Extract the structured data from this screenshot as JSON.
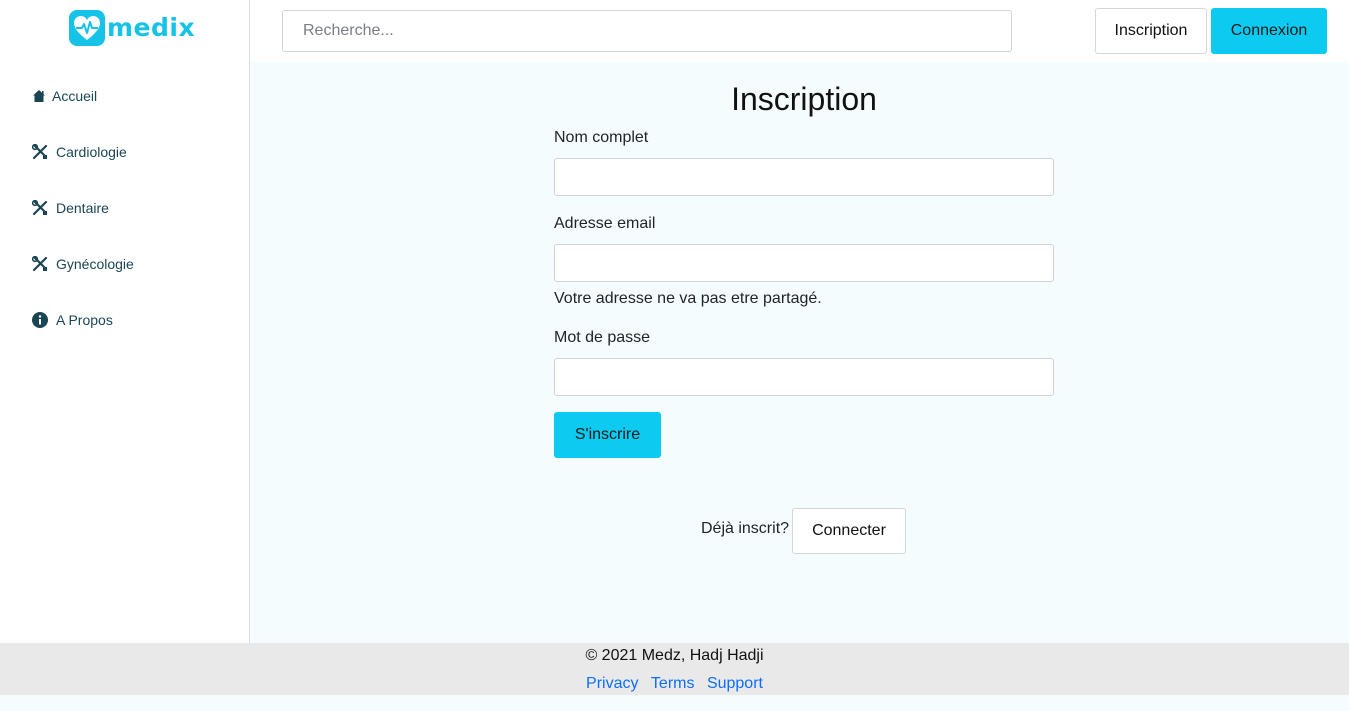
{
  "brand": {
    "name": "medix",
    "color": "#16c3e8"
  },
  "sidebar": {
    "items": [
      {
        "label": "Accueil",
        "icon": "home-icon"
      },
      {
        "label": "Cardiologie",
        "icon": "tools-icon"
      },
      {
        "label": "Dentaire",
        "icon": "tools-icon"
      },
      {
        "label": "Gynécologie",
        "icon": "tools-icon"
      },
      {
        "label": "A Propos",
        "icon": "info-icon"
      }
    ]
  },
  "header": {
    "search_placeholder": "Recherche...",
    "inscription_label": "Inscription",
    "connexion_label": "Connexion"
  },
  "form": {
    "title": "Inscription",
    "name_label": "Nom complet",
    "name_value": "",
    "email_label": "Adresse email",
    "email_value": "",
    "email_help": "Votre adresse ne va pas etre partagé.",
    "password_label": "Mot de passe",
    "password_value": "",
    "submit_label": "S'inscrire",
    "already_text": "Déjà inscrit?",
    "connect_label": "Connecter"
  },
  "footer": {
    "copyright": "© 2021 Medz, Hadj Hadji",
    "links": [
      "Privacy",
      "Terms",
      "Support"
    ]
  },
  "colors": {
    "accent": "#0dcaf0",
    "link": "#0d6efd",
    "nav_text": "#1a4654"
  }
}
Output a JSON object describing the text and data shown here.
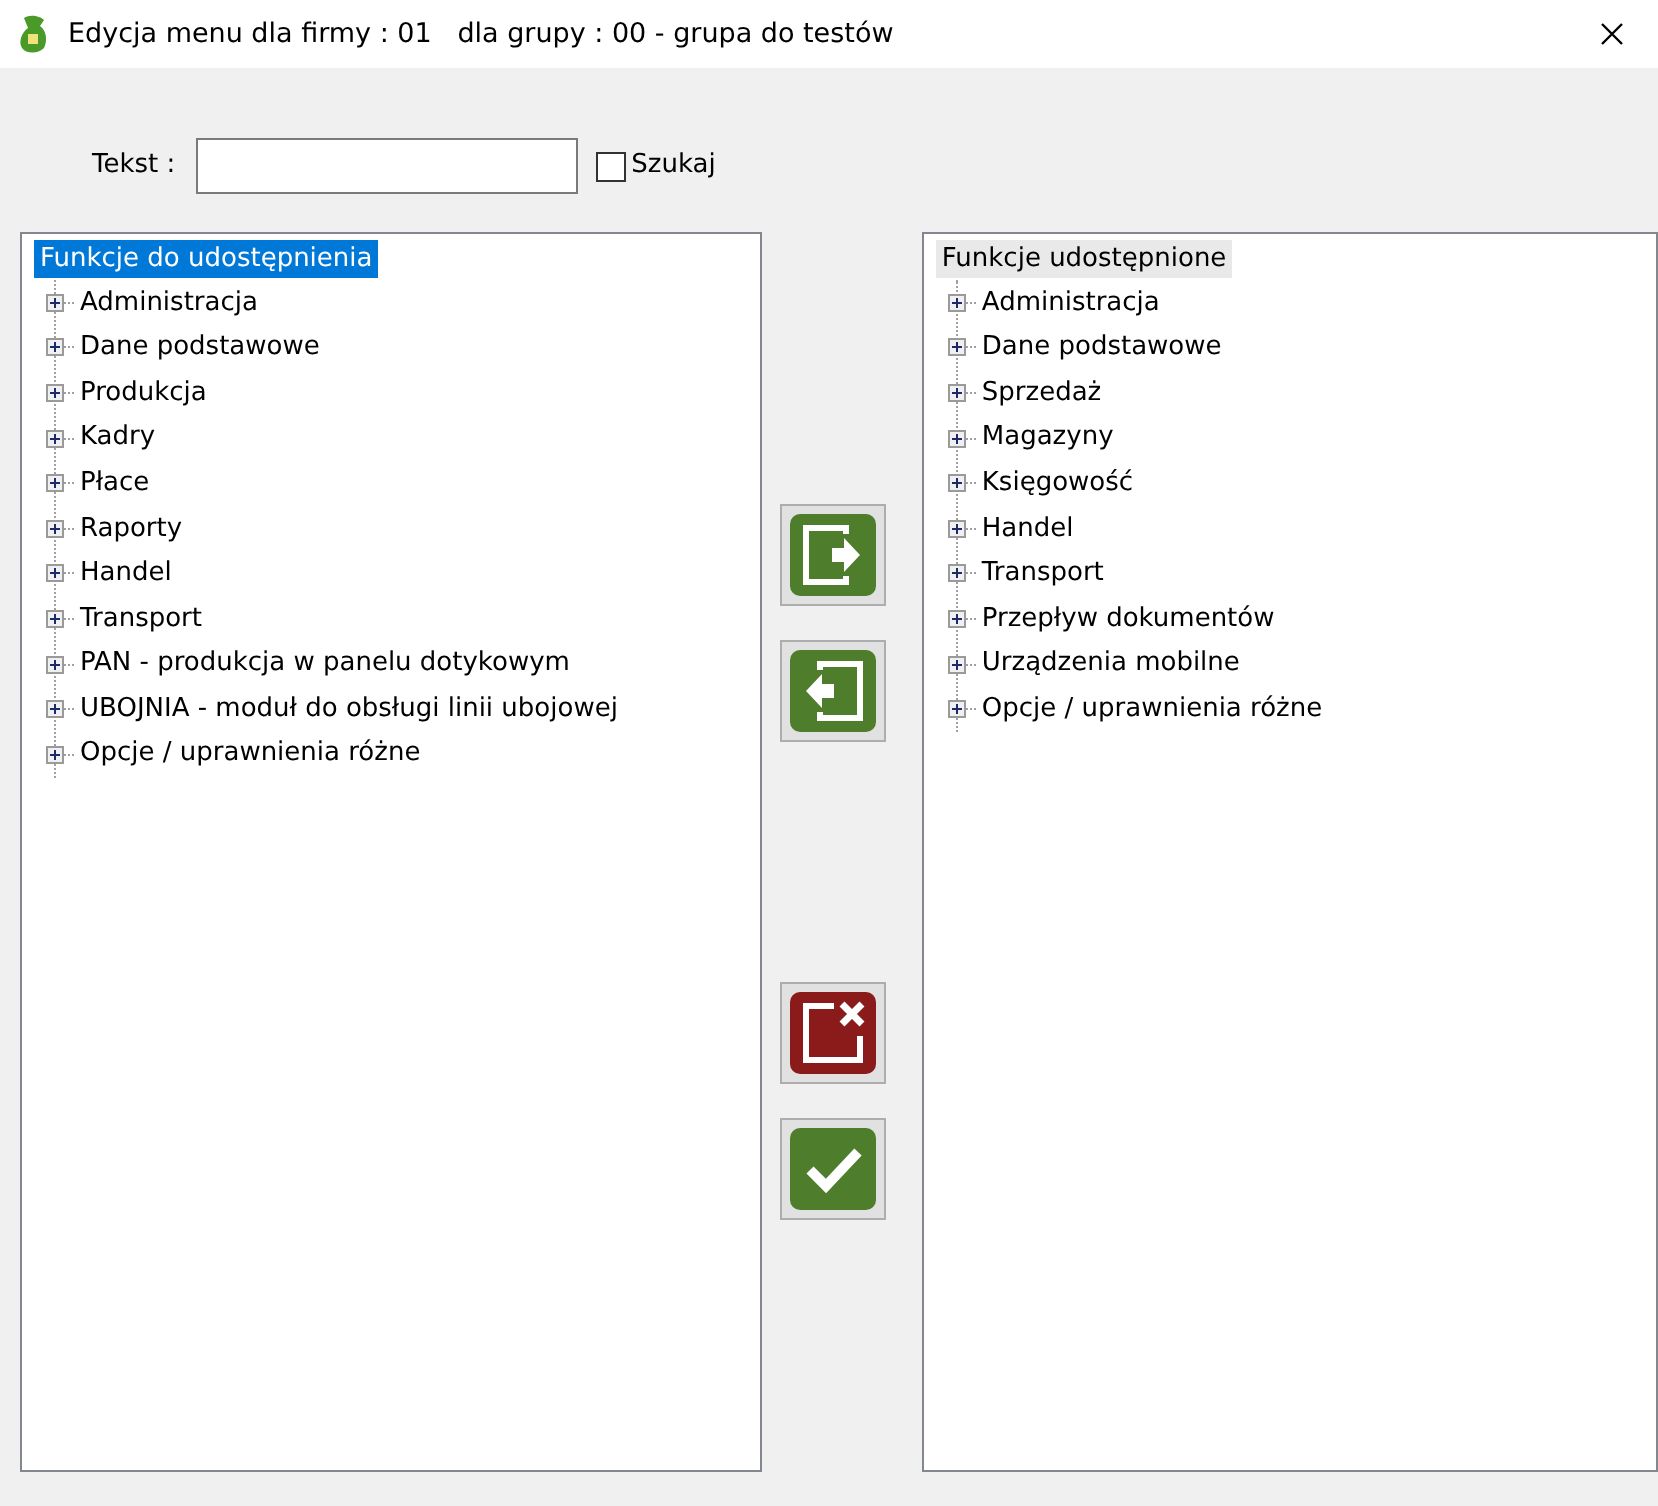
{
  "window": {
    "title": "Edycja menu dla firmy : 01   dla grupy : 00 - grupa do testów"
  },
  "search": {
    "label": "Tekst :",
    "checkbox": {
      "label": "Szukaj",
      "checked": false
    }
  },
  "trees": [
    {
      "focused": true,
      "root": {
        "label": "Funkcje do udostępnienia",
        "selected": true
      },
      "items": [
        {
          "label": "Administracja",
          "expanded": false
        },
        {
          "label": "Dane podstawowe",
          "expanded": false
        },
        {
          "label": "Produkcja",
          "expanded": false
        },
        {
          "label": "Kadry",
          "expanded": false
        },
        {
          "label": "Płace",
          "expanded": false
        },
        {
          "label": "Raporty",
          "expanded": false
        },
        {
          "label": "Handel",
          "expanded": false
        },
        {
          "label": "Transport",
          "expanded": false
        },
        {
          "label": "PAN - produkcja w panelu dotykowym",
          "expanded": false
        },
        {
          "label": "UBOJNIA - moduł do obsługi linii ubojowej",
          "expanded": false
        },
        {
          "label": "Opcje / uprawnienia różne",
          "expanded": false
        }
      ]
    },
    {
      "focused": false,
      "root": {
        "label": "Funkcje udostępnione",
        "selected": true
      },
      "items": [
        {
          "label": "Administracja",
          "expanded": false
        },
        {
          "label": "Dane podstawowe",
          "expanded": false
        },
        {
          "label": "Sprzedaż",
          "expanded": false
        },
        {
          "label": "Magazyny",
          "expanded": false
        },
        {
          "label": "Księgowość",
          "expanded": false
        },
        {
          "label": "Handel",
          "expanded": false
        },
        {
          "label": "Transport",
          "expanded": false
        },
        {
          "label": "Przepływ dokumentów",
          "expanded": false
        },
        {
          "label": "Urządzenia mobilne",
          "expanded": false
        },
        {
          "label": "Opcje / uprawnienia różne",
          "expanded": false
        }
      ]
    }
  ],
  "actions": [
    {
      "kind": "add"
    },
    {
      "kind": "remove"
    },
    {
      "kind": "cancel"
    },
    {
      "kind": "confirm"
    }
  ]
}
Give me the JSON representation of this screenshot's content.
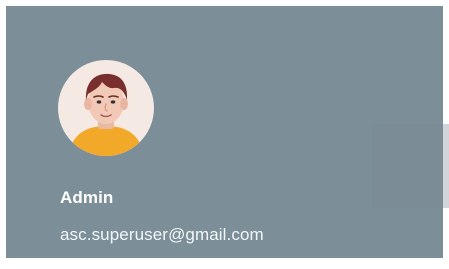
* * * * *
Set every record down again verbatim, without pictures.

Extract the structured data from this screenshot as JSON.
{
  "brand": {
    "name": "medix",
    "color": "#16c3e8"
  },
  "sidebar": {
    "items": [
      {
        "label": "Accueil",
        "icon": "home-icon"
      },
      {
        "label": "Cardiologie",
        "icon": "tools-icon"
      },
      {
        "label": "Dentaire",
        "icon": "tools-icon"
      },
      {
        "label": "Gynécologie",
        "icon": "tools-icon"
      },
      {
        "label": "A Propos",
        "icon": "info-icon"
      }
    ]
  },
  "header": {
    "search_placeholder": "Recherche...",
    "inscription_label": "Inscription",
    "connexion_label": "Connexion"
  },
  "form": {
    "title": "Inscription",
    "name_label": "Nom complet",
    "name_value": "",
    "email_label": "Adresse email",
    "email_value": "",
    "email_help": "Votre adresse ne va pas etre partagé.",
    "password_label": "Mot de passe",
    "password_value": "",
    "submit_label": "S'inscrire",
    "already_text": "Déjà inscrit?",
    "connect_label": "Connecter"
  },
  "footer": {
    "copyright": "© 2021 Medz, Hadj Hadji",
    "links": [
      "Privacy",
      "Terms",
      "Support"
    ]
  },
  "colors": {
    "accent": "#0dcaf0",
    "link": "#0d6efd",
    "nav_text": "#1a4654"
  }
}
Output a JSON object describing the text and data shown here.
{
  "window": {
    "title": "Edycja menu dla firmy : 01   dla grupy : 00 - grupa do testów"
  },
  "search": {
    "label": "Tekst :",
    "checkbox": {
      "label": "Szukaj",
      "checked": false
    }
  },
  "trees": [
    {
      "focused": true,
      "root": {
        "label": "Funkcje do udostępnienia",
        "selected": true
      },
      "items": [
        {
          "label": "Administracja",
          "expanded": false
        },
        {
          "label": "Dane podstawowe",
          "expanded": false
        },
        {
          "label": "Produkcja",
          "expanded": false
        },
        {
          "label": "Kadry",
          "expanded": false
        },
        {
          "label": "Płace",
          "expanded": false
        },
        {
          "label": "Raporty",
          "expanded": false
        },
        {
          "label": "Handel",
          "expanded": false
        },
        {
          "label": "Transport",
          "expanded": false
        },
        {
          "label": "PAN - produkcja w panelu dotykowym",
          "expanded": false
        },
        {
          "label": "UBOJNIA - moduł do obsługi linii ubojowej",
          "expanded": false
        },
        {
          "label": "Opcje / uprawnienia różne",
          "expanded": false
        }
      ]
    },
    {
      "focused": false,
      "root": {
        "label": "Funkcje udostępnione",
        "selected": true
      },
      "items": [
        {
          "label": "Administracja",
          "expanded": false
        },
        {
          "label": "Dane podstawowe",
          "expanded": false
        },
        {
          "label": "Sprzedaż",
          "expanded": false
        },
        {
          "label": "Magazyny",
          "expanded": false
        },
        {
          "label": "Księgowość",
          "expanded": false
        },
        {
          "label": "Handel",
          "expanded": false
        },
        {
          "label": "Transport",
          "expanded": false
        },
        {
          "label": "Przepływ dokumentów",
          "expanded": false
        },
        {
          "label": "Urządzenia mobilne",
          "expanded": false
        },
        {
          "label": "Opcje / uprawnienia różne",
          "expanded": false
        }
      ]
    }
  ],
  "actions": [
    {
      "kind": "add"
    },
    {
      "kind": "remove"
    },
    {
      "kind": "cancel"
    },
    {
      "kind": "confirm"
    }
  ]
}
Give me the JSON representation of this screenshot's content.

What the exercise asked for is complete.